*** DATA FOR REVIEW ***
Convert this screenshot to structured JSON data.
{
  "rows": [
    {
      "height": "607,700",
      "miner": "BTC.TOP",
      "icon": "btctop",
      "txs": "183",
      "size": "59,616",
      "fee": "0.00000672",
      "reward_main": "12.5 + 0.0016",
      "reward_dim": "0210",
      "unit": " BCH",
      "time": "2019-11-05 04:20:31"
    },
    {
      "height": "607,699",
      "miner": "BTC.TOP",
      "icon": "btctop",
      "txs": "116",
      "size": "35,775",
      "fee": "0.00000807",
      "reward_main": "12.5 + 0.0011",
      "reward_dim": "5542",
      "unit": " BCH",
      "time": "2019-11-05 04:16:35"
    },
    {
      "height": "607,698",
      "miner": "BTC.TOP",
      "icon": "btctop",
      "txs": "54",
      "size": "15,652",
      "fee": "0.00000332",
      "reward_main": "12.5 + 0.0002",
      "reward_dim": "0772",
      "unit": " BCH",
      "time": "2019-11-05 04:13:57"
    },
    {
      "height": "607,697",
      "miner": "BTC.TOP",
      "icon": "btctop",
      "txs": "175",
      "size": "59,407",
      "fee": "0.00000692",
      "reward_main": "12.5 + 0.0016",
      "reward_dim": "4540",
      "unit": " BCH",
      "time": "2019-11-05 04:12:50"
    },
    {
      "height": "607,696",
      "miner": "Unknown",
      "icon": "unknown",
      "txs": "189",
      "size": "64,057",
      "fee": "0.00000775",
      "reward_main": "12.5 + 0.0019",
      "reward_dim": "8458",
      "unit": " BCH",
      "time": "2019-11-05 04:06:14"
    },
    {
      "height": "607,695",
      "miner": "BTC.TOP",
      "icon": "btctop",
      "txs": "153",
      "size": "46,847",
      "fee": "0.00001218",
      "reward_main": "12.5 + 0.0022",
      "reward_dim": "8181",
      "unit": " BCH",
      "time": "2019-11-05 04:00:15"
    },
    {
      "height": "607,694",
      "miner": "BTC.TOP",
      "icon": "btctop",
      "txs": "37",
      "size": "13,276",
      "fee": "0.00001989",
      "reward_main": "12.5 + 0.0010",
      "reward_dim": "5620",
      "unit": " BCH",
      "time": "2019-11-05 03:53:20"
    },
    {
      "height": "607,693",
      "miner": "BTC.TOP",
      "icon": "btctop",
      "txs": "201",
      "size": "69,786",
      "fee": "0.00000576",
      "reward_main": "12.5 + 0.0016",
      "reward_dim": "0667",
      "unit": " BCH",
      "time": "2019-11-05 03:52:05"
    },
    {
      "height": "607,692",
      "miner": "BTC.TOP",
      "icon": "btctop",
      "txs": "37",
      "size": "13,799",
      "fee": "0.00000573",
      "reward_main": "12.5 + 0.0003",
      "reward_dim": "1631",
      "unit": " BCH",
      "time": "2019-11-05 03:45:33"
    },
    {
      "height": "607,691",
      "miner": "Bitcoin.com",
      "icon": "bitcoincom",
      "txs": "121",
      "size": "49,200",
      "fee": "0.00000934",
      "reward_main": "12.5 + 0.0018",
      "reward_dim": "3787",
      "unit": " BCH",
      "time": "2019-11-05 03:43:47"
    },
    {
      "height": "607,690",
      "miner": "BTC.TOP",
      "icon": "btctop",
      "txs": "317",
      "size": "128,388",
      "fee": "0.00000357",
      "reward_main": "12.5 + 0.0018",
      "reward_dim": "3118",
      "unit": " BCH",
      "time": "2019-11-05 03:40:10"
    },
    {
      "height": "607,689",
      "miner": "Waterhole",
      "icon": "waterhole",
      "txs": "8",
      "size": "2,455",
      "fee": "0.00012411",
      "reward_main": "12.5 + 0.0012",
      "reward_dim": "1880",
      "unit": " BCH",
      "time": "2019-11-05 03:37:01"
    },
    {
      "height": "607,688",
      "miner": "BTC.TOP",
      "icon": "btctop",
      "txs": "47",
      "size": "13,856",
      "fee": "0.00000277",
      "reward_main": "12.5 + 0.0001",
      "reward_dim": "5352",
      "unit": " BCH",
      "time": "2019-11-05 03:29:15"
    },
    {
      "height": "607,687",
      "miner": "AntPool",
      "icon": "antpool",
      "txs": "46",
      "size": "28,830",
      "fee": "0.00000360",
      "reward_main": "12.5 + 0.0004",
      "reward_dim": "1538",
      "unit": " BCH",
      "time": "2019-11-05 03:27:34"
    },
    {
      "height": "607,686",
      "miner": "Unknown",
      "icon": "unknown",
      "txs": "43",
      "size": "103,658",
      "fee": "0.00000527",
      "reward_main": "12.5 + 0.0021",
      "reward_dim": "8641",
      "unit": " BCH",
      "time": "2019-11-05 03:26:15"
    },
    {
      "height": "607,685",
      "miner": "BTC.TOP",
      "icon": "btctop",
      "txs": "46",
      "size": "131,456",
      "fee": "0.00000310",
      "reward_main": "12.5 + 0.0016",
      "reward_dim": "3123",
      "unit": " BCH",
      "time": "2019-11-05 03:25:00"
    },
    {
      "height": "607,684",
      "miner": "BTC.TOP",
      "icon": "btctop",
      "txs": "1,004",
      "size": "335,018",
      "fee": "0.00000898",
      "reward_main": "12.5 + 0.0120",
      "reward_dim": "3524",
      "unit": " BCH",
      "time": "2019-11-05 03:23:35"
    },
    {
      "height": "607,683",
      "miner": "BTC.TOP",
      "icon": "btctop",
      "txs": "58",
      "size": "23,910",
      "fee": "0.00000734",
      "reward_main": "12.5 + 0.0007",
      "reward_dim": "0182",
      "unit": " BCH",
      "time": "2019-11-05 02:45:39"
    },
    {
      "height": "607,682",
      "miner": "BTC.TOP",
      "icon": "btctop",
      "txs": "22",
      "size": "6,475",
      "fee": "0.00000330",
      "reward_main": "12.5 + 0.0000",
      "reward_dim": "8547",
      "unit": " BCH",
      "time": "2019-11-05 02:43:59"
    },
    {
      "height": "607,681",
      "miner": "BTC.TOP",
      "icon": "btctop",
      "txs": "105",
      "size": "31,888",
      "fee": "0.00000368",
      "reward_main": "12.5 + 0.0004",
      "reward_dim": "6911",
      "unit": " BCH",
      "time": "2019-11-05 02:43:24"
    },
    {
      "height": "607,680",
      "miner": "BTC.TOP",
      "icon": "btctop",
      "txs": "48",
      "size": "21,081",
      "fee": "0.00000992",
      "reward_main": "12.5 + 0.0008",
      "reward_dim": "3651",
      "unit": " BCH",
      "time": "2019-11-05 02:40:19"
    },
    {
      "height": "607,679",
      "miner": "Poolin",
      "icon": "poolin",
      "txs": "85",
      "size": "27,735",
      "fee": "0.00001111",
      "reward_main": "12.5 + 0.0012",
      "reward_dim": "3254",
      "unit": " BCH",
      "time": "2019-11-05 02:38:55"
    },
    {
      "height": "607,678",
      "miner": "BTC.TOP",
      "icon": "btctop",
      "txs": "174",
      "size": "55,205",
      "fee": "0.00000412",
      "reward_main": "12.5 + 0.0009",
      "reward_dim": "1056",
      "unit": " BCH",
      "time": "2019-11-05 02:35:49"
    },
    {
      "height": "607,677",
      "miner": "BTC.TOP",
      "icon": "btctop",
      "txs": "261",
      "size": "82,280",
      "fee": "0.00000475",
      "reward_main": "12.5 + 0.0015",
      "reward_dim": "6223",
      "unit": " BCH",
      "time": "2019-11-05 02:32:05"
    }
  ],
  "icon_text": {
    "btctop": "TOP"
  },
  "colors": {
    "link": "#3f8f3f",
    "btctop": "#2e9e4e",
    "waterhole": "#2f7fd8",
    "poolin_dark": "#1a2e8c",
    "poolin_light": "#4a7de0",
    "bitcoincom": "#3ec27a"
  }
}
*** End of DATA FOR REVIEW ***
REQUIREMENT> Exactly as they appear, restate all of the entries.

EXERCISE SOLUTION>
Convert this screenshot to structured JSON data.
{
  "rows": [
    {
      "height": "607,700",
      "miner": "BTC.TOP",
      "icon": "btctop",
      "txs": "183",
      "size": "59,616",
      "fee": "0.00000672",
      "reward_main": "12.5 + 0.0016",
      "reward_dim": "0210",
      "unit": " BCH",
      "time": "2019-11-05 04:20:31"
    },
    {
      "height": "607,699",
      "miner": "BTC.TOP",
      "icon": "btctop",
      "txs": "116",
      "size": "35,775",
      "fee": "0.00000807",
      "reward_main": "12.5 + 0.0011",
      "reward_dim": "5542",
      "unit": " BCH",
      "time": "2019-11-05 04:16:35"
    },
    {
      "height": "607,698",
      "miner": "BTC.TOP",
      "icon": "btctop",
      "txs": "54",
      "size": "15,652",
      "fee": "0.00000332",
      "reward_main": "12.5 + 0.0002",
      "reward_dim": "0772",
      "unit": " BCH",
      "time": "2019-11-05 04:13:57"
    },
    {
      "height": "607,697",
      "miner": "BTC.TOP",
      "icon": "btctop",
      "txs": "175",
      "size": "59,407",
      "fee": "0.00000692",
      "reward_main": "12.5 + 0.0016",
      "reward_dim": "4540",
      "unit": " BCH",
      "time": "2019-11-05 04:12:50"
    },
    {
      "height": "607,696",
      "miner": "Unknown",
      "icon": "unknown",
      "txs": "189",
      "size": "64,057",
      "fee": "0.00000775",
      "reward_main": "12.5 + 0.0019",
      "reward_dim": "8458",
      "unit": " BCH",
      "time": "2019-11-05 04:06:14"
    },
    {
      "height": "607,695",
      "miner": "BTC.TOP",
      "icon": "btctop",
      "txs": "153",
      "size": "46,847",
      "fee": "0.00001218",
      "reward_main": "12.5 + 0.0022",
      "reward_dim": "8181",
      "unit": " BCH",
      "time": "2019-11-05 04:00:15"
    },
    {
      "height": "607,694",
      "miner": "BTC.TOP",
      "icon": "btctop",
      "txs": "37",
      "size": "13,276",
      "fee": "0.00001989",
      "reward_main": "12.5 + 0.0010",
      "reward_dim": "5620",
      "unit": " BCH",
      "time": "2019-11-05 03:53:20"
    },
    {
      "height": "607,693",
      "miner": "BTC.TOP",
      "icon": "btctop",
      "txs": "201",
      "size": "69,786",
      "fee": "0.00000576",
      "reward_main": "12.5 + 0.0016",
      "reward_dim": "0667",
      "unit": " BCH",
      "time": "2019-11-05 03:52:05"
    },
    {
      "height": "607,692",
      "miner": "BTC.TOP",
      "icon": "btctop",
      "txs": "37",
      "size": "13,799",
      "fee": "0.00000573",
      "reward_main": "12.5 + 0.0003",
      "reward_dim": "1631",
      "unit": " BCH",
      "time": "2019-11-05 03:45:33"
    },
    {
      "height": "607,691",
      "miner": "Bitcoin.com",
      "icon": "bitcoincom",
      "txs": "121",
      "size": "49,200",
      "fee": "0.00000934",
      "reward_main": "12.5 + 0.0018",
      "reward_dim": "3787",
      "unit": " BCH",
      "time": "2019-11-05 03:43:47"
    },
    {
      "height": "607,690",
      "miner": "BTC.TOP",
      "icon": "btctop",
      "txs": "317",
      "size": "128,388",
      "fee": "0.00000357",
      "reward_main": "12.5 + 0.0018",
      "reward_dim": "3118",
      "unit": " BCH",
      "time": "2019-11-05 03:40:10"
    },
    {
      "height": "607,689",
      "miner": "Waterhole",
      "icon": "waterhole",
      "txs": "8",
      "size": "2,455",
      "fee": "0.00012411",
      "reward_main": "12.5 + 0.0012",
      "reward_dim": "1880",
      "unit": " BCH",
      "time": "2019-11-05 03:37:01"
    },
    {
      "height": "607,688",
      "miner": "BTC.TOP",
      "icon": "btctop",
      "txs": "47",
      "size": "13,856",
      "fee": "0.00000277",
      "reward_main": "12.5 + 0.0001",
      "reward_dim": "5352",
      "unit": " BCH",
      "time": "2019-11-05 03:29:15"
    },
    {
      "height": "607,687",
      "miner": "AntPool",
      "icon": "antpool",
      "txs": "46",
      "size": "28,830",
      "fee": "0.00000360",
      "reward_main": "12.5 + 0.0004",
      "reward_dim": "1538",
      "unit": " BCH",
      "time": "2019-11-05 03:27:34"
    },
    {
      "height": "607,686",
      "miner": "Unknown",
      "icon": "unknown",
      "txs": "43",
      "size": "103,658",
      "fee": "0.00000527",
      "reward_main": "12.5 + 0.0021",
      "reward_dim": "8641",
      "unit": " BCH",
      "time": "2019-11-05 03:26:15"
    },
    {
      "height": "607,685",
      "miner": "BTC.TOP",
      "icon": "btctop",
      "txs": "46",
      "size": "131,456",
      "fee": "0.00000310",
      "reward_main": "12.5 + 0.0016",
      "reward_dim": "3123",
      "unit": " BCH",
      "time": "2019-11-05 03:25:00"
    },
    {
      "height": "607,684",
      "miner": "BTC.TOP",
      "icon": "btctop",
      "txs": "1,004",
      "size": "335,018",
      "fee": "0.00000898",
      "reward_main": "12.5 + 0.0120",
      "reward_dim": "3524",
      "unit": " BCH",
      "time": "2019-11-05 03:23:35"
    },
    {
      "height": "607,683",
      "miner": "BTC.TOP",
      "icon": "btctop",
      "txs": "58",
      "size": "23,910",
      "fee": "0.00000734",
      "reward_main": "12.5 + 0.0007",
      "reward_dim": "0182",
      "unit": " BCH",
      "time": "2019-11-05 02:45:39"
    },
    {
      "height": "607,682",
      "miner": "BTC.TOP",
      "icon": "btctop",
      "txs": "22",
      "size": "6,475",
      "fee": "0.00000330",
      "reward_main": "12.5 + 0.0000",
      "reward_dim": "8547",
      "unit": " BCH",
      "time": "2019-11-05 02:43:59"
    },
    {
      "height": "607,681",
      "miner": "BTC.TOP",
      "icon": "btctop",
      "txs": "105",
      "size": "31,888",
      "fee": "0.00000368",
      "reward_main": "12.5 + 0.0004",
      "reward_dim": "6911",
      "unit": " BCH",
      "time": "2019-11-05 02:43:24"
    },
    {
      "height": "607,680",
      "miner": "BTC.TOP",
      "icon": "btctop",
      "txs": "48",
      "size": "21,081",
      "fee": "0.00000992",
      "reward_main": "12.5 + 0.0008",
      "reward_dim": "3651",
      "unit": " BCH",
      "time": "2019-11-05 02:40:19"
    },
    {
      "height": "607,679",
      "miner": "Poolin",
      "icon": "poolin",
      "txs": "85",
      "size": "27,735",
      "fee": "0.00001111",
      "reward_main": "12.5 + 0.0012",
      "reward_dim": "3254",
      "unit": " BCH",
      "time": "2019-11-05 02:38:55"
    },
    {
      "height": "607,678",
      "miner": "BTC.TOP",
      "icon": "btctop",
      "txs": "174",
      "size": "55,205",
      "fee": "0.00000412",
      "reward_main": "12.5 + 0.0009",
      "reward_dim": "1056",
      "unit": " BCH",
      "time": "2019-11-05 02:35:49"
    },
    {
      "height": "607,677",
      "miner": "BTC.TOP",
      "icon": "btctop",
      "txs": "261",
      "size": "82,280",
      "fee": "0.00000475",
      "reward_main": "12.5 + 0.0015",
      "reward_dim": "6223",
      "unit": " BCH",
      "time": "2019-11-05 02:32:05"
    }
  ],
  "icon_text": {
    "btctop": "TOP"
  },
  "colors": {
    "link": "#3f8f3f",
    "btctop": "#2e9e4e",
    "waterhole": "#2f7fd8",
    "poolin_dark": "#1a2e8c",
    "poolin_light": "#4a7de0",
    "bitcoincom": "#3ec27a"
  }
}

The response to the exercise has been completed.